Once there was a small woman with no legs on all fours,
continuously knock, knock, knocking on the floor.
Below the spot on the floor where she sat was a room
where in a bed, her daughters dreams did bloom.
From her sound sleep, the daughter did abhor the
unstopping loud knock, knock, knocking on the floor.
Out of bed and up the stairs the daughter quickly came,
to find the small legless woman looking slightly insane.
A large t-shirt and messy hair was all the woman wore
as she sat there still knock, knock, knocking on the floor.
She looked up. “I can spell BRAIN” she said aloud, then.
“I can spell B-R-A-I-N,” she continued again and again.
The daughter glanced around and saw an open drawer
while the woman kept knock, knock, knocking on the floor.
All across the counter were strewn about papers, pills,
and lying in the kitchen were juice and coke bottle spills.
“I can see flowers on the couch” the woman suddenly roared,
all the while still knock, knock, knocking on the floor.
“Your blood sugar is low,” the daughter proclaimed.
“NO, I’m just losing my mind,” the woman explained.
The daughter fetched maple syrup from the refrigerator door.
The woman couldn’t stop knock, knock, knocking on the floor.
“Just a little sip,” said the daughter giving the woman some.
But she just kept shaking her head, saying she wanted none.
Still, tipping the woman’s head back, she gave her some more,
relieved there was no more knock, knock, knocking on the floor.
The woman started to return to the mother she usually was,
and in that very moment she looked about with a pause.
“I thought I was dead,” and she grabbed her daughter fiercely for
coming up when she was knock, knock, knocking on the floor.

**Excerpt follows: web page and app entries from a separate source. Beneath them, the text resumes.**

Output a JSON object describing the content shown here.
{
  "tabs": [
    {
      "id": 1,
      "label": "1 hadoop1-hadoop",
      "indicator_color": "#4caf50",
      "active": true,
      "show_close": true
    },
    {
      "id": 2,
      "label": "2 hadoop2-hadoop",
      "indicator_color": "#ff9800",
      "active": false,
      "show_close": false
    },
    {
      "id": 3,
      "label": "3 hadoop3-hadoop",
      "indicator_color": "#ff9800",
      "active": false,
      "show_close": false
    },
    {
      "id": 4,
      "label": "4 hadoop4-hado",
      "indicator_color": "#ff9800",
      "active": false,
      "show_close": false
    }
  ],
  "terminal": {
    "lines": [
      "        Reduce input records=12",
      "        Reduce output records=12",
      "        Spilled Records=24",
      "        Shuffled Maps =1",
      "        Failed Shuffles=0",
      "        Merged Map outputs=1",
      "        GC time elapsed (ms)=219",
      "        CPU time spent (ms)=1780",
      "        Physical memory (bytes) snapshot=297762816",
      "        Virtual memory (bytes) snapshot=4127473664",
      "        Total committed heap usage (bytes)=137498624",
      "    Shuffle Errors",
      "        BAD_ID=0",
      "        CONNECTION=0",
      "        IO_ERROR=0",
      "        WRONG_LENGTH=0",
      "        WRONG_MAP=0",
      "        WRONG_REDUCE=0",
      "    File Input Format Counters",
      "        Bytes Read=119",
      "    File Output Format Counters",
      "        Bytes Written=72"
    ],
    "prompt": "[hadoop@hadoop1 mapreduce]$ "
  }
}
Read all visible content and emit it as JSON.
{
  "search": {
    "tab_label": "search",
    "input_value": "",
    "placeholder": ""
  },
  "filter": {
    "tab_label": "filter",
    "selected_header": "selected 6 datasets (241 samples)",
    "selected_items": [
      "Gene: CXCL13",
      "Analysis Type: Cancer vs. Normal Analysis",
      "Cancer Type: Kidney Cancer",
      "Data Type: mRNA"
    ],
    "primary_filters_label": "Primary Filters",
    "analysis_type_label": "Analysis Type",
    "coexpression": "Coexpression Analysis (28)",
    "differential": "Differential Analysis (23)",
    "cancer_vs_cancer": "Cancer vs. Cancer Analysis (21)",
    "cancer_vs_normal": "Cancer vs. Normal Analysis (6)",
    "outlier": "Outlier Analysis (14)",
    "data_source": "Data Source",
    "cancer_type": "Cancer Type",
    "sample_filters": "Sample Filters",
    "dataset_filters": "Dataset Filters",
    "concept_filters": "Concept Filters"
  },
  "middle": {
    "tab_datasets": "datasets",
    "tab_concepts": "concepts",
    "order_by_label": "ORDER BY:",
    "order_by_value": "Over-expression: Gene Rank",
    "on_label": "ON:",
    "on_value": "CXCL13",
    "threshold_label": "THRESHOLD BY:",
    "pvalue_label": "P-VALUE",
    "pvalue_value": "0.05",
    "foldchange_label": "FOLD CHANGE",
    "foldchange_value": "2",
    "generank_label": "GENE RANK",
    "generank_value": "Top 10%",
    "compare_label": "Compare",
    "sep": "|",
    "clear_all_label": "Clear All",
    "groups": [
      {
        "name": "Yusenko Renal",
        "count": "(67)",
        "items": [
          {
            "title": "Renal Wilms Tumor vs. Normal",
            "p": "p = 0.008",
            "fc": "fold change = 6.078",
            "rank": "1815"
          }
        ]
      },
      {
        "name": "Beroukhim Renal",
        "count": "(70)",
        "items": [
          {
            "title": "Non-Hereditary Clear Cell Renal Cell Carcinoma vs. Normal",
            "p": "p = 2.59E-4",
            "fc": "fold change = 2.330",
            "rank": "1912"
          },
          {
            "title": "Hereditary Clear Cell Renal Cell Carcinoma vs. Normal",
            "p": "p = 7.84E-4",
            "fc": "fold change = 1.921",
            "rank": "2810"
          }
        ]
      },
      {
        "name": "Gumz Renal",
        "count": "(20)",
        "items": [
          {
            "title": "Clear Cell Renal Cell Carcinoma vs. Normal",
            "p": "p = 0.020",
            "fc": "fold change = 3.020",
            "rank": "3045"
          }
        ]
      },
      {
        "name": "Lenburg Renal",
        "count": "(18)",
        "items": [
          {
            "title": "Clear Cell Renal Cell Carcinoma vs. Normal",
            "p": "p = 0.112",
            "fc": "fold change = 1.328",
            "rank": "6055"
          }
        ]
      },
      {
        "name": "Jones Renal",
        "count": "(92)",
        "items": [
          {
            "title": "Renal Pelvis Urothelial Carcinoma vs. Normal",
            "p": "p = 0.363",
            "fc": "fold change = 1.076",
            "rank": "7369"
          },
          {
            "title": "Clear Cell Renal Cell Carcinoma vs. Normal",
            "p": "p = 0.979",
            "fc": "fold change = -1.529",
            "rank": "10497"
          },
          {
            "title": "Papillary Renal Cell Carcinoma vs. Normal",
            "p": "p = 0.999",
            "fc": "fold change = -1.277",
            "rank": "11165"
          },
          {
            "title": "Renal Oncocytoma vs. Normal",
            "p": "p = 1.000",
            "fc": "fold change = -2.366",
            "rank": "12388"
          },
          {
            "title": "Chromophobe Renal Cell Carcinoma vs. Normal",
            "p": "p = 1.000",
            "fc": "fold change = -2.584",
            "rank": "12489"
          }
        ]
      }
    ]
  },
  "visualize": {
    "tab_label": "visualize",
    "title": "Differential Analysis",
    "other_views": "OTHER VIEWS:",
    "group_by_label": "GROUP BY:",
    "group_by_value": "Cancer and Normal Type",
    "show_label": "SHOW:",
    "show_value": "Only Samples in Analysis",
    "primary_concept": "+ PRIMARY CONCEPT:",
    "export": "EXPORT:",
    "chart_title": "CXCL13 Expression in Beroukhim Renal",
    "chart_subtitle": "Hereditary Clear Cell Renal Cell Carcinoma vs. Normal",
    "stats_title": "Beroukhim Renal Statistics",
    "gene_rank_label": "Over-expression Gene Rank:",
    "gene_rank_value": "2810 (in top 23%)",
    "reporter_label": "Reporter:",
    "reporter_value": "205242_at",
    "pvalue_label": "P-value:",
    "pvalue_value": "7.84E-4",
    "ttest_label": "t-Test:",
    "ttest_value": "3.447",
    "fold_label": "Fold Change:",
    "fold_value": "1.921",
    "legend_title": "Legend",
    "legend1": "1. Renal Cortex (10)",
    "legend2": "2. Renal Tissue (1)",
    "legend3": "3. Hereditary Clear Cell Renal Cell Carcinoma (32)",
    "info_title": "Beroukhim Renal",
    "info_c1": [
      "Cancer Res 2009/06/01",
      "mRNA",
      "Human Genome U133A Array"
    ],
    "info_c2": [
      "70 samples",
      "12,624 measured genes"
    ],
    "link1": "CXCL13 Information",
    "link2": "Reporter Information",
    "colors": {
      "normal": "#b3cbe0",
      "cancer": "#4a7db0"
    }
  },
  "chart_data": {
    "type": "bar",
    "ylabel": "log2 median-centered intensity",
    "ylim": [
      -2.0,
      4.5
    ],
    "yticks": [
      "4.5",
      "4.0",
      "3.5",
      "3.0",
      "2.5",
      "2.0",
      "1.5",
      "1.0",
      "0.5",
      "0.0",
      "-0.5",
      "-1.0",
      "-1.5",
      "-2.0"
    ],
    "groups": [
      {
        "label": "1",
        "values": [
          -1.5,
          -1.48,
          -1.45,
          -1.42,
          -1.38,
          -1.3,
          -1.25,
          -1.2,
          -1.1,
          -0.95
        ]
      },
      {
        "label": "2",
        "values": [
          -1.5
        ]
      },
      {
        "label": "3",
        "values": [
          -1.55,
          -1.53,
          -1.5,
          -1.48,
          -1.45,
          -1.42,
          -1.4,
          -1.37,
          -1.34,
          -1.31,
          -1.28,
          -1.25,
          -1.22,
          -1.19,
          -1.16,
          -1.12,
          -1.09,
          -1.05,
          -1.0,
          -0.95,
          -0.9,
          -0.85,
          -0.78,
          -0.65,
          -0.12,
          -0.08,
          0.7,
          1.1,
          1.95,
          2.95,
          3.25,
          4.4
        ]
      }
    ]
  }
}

“You saved me,” the mother said through a hug and some tears
all the while the daughter was trying to calmly hide her fears.
No one from the outside would know of the constant war,
or of the knock, knock, knocks that fall upon the floor.
The mother and daughter’s story is lengthy and extends
far beyond when this moment of fear and love end.
I’m afraid there isn’t time to describe all that they have in store,
but always listen for the knock, knock, knocking on the floor.
This ballad is a true story of my mother waking me in the night when she had a low blood sugar. She almost died. She has had over 14 eye surgeries, two below-the-knee leg amputations, and two organ transplants. She is now considered a post-diabetic after having her second transplant: a pancreas/kidney. She is my hero.